• [Problem to solve]
Scan the records for the word "structure". Copy each line that includes it.

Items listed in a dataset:
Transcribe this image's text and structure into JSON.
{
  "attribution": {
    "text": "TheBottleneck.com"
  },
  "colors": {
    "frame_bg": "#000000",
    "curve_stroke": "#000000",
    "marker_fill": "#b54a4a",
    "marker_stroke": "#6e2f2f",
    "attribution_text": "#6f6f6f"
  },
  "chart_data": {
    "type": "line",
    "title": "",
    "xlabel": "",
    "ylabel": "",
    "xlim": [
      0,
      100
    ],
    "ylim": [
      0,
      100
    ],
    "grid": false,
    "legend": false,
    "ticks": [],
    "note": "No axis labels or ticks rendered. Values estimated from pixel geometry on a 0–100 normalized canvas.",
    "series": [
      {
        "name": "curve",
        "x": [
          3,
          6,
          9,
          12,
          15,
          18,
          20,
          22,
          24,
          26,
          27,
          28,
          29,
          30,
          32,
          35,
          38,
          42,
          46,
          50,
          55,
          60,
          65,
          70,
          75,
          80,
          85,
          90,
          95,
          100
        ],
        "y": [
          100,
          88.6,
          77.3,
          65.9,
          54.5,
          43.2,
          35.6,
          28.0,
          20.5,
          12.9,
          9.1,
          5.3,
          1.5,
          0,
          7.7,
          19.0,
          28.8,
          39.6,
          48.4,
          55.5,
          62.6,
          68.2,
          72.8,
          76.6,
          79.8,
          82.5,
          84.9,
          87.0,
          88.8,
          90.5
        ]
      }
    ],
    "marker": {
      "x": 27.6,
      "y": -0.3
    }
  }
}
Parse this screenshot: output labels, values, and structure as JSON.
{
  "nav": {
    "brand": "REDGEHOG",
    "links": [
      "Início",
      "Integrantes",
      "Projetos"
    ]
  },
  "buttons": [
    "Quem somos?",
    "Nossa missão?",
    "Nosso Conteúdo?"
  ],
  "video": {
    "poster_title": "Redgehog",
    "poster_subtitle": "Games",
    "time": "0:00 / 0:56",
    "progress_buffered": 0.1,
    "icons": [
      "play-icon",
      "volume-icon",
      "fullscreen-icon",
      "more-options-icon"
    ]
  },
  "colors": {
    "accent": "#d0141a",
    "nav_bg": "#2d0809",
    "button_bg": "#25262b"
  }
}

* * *

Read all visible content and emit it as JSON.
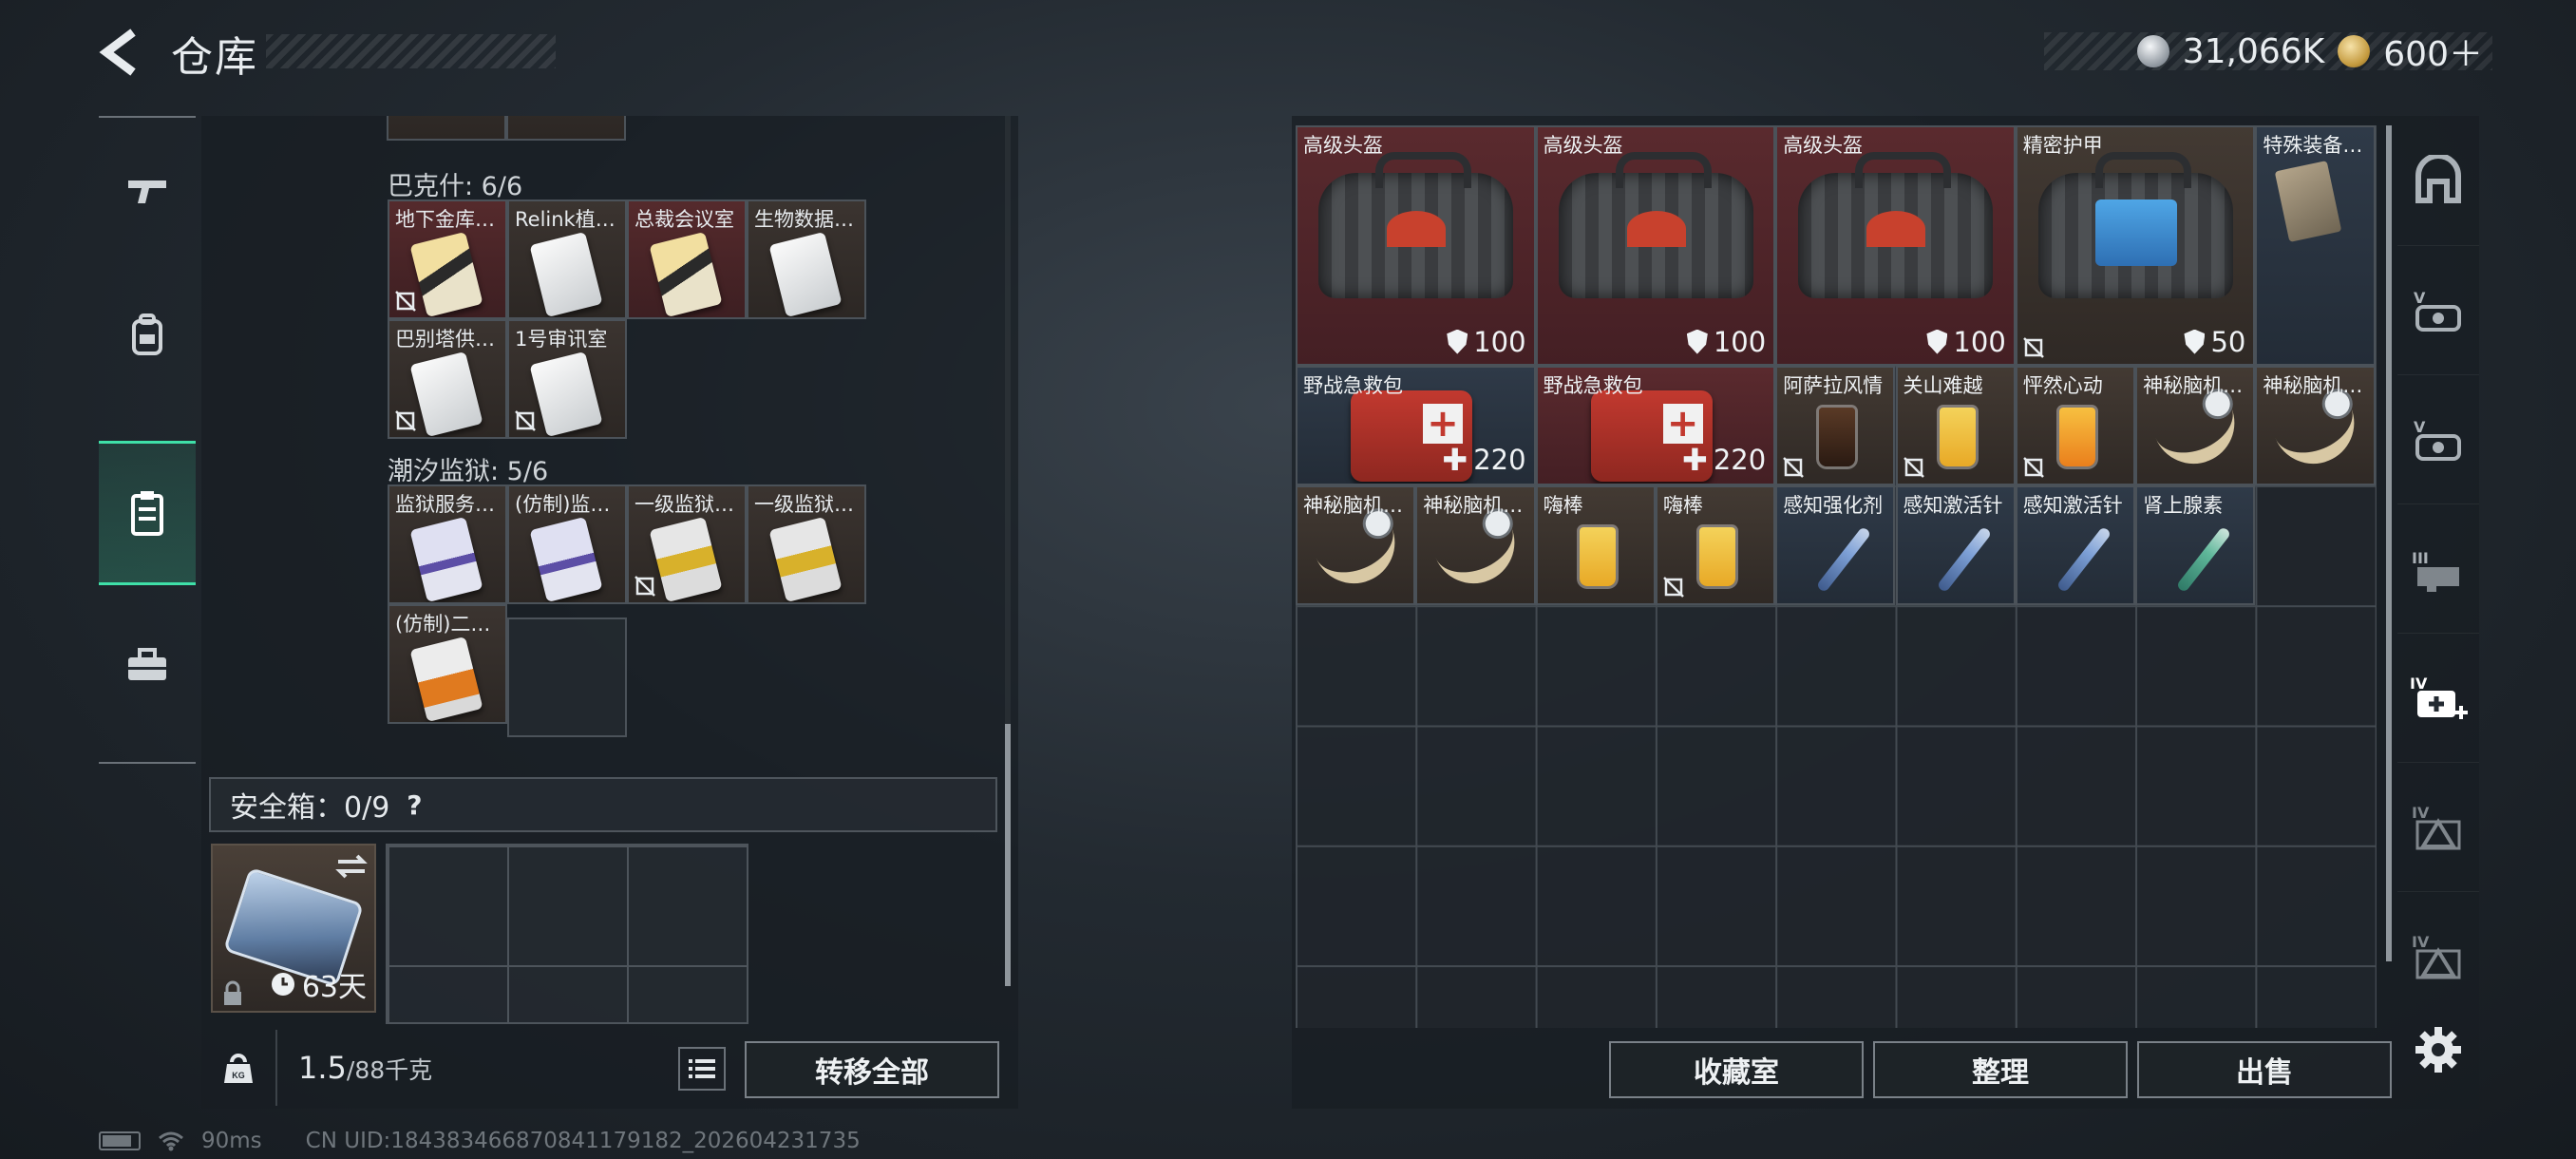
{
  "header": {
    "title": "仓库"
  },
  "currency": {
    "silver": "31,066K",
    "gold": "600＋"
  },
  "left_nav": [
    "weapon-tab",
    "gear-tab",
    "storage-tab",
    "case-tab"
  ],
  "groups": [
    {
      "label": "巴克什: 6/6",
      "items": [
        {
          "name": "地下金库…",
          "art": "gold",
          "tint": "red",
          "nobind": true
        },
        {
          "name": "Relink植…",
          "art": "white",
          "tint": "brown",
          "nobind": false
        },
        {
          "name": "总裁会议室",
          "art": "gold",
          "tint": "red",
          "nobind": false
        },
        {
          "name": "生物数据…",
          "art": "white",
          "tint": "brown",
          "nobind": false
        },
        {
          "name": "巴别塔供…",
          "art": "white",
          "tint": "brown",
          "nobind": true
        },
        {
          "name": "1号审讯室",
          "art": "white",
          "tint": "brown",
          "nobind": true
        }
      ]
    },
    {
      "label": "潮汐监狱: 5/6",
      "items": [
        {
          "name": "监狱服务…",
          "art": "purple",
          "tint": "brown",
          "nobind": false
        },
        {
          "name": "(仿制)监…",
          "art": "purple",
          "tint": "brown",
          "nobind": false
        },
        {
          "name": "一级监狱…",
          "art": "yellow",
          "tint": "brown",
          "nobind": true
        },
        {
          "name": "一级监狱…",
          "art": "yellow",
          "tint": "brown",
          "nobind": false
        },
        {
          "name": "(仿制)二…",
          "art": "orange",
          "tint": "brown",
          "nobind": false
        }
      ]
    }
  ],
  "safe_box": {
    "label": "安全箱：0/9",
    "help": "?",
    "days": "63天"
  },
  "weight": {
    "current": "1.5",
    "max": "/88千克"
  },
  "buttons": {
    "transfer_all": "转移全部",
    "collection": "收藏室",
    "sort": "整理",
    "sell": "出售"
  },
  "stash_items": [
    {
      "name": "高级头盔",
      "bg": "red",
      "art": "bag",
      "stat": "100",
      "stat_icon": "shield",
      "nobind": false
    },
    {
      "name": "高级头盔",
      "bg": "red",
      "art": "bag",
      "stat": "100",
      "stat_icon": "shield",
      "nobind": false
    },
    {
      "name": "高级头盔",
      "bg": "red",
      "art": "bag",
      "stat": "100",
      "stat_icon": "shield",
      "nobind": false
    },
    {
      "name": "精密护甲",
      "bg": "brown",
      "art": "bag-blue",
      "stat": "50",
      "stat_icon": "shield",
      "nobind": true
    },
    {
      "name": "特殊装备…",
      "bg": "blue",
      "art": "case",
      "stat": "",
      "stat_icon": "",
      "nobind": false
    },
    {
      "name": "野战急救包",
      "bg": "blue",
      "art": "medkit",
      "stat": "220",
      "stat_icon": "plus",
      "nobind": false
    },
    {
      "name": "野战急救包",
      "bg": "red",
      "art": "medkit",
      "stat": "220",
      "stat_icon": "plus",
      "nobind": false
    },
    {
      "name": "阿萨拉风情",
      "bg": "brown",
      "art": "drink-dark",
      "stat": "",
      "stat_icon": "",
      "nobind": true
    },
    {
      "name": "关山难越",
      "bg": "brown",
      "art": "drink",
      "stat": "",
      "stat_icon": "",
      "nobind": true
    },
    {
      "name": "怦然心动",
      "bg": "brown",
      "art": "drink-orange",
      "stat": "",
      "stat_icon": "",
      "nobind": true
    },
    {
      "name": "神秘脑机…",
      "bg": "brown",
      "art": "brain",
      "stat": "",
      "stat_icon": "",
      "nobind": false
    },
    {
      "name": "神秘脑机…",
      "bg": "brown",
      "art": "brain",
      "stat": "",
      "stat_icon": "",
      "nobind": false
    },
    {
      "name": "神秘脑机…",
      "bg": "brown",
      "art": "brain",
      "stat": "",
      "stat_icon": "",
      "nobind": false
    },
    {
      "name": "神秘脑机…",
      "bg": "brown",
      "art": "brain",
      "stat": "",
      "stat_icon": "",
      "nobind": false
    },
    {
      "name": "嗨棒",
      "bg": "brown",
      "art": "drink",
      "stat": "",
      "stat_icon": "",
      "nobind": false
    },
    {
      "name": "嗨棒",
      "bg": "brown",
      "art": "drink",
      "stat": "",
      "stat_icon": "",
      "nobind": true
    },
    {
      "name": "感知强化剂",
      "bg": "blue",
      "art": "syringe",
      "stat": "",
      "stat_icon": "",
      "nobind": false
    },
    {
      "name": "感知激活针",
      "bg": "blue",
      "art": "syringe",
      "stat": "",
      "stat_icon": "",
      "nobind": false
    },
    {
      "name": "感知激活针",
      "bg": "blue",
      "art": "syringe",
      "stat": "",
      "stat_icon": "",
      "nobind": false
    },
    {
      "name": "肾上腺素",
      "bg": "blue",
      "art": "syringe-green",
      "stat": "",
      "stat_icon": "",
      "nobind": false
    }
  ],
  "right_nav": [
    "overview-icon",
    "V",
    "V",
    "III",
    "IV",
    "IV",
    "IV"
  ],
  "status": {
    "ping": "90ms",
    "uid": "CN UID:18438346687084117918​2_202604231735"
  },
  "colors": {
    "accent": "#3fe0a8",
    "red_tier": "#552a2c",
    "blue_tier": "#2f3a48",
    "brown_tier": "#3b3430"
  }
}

• [Output of the task]
Transcribe this image's text and structure into JSON.
Parse this screenshot: output labels, values, and structure as JSON.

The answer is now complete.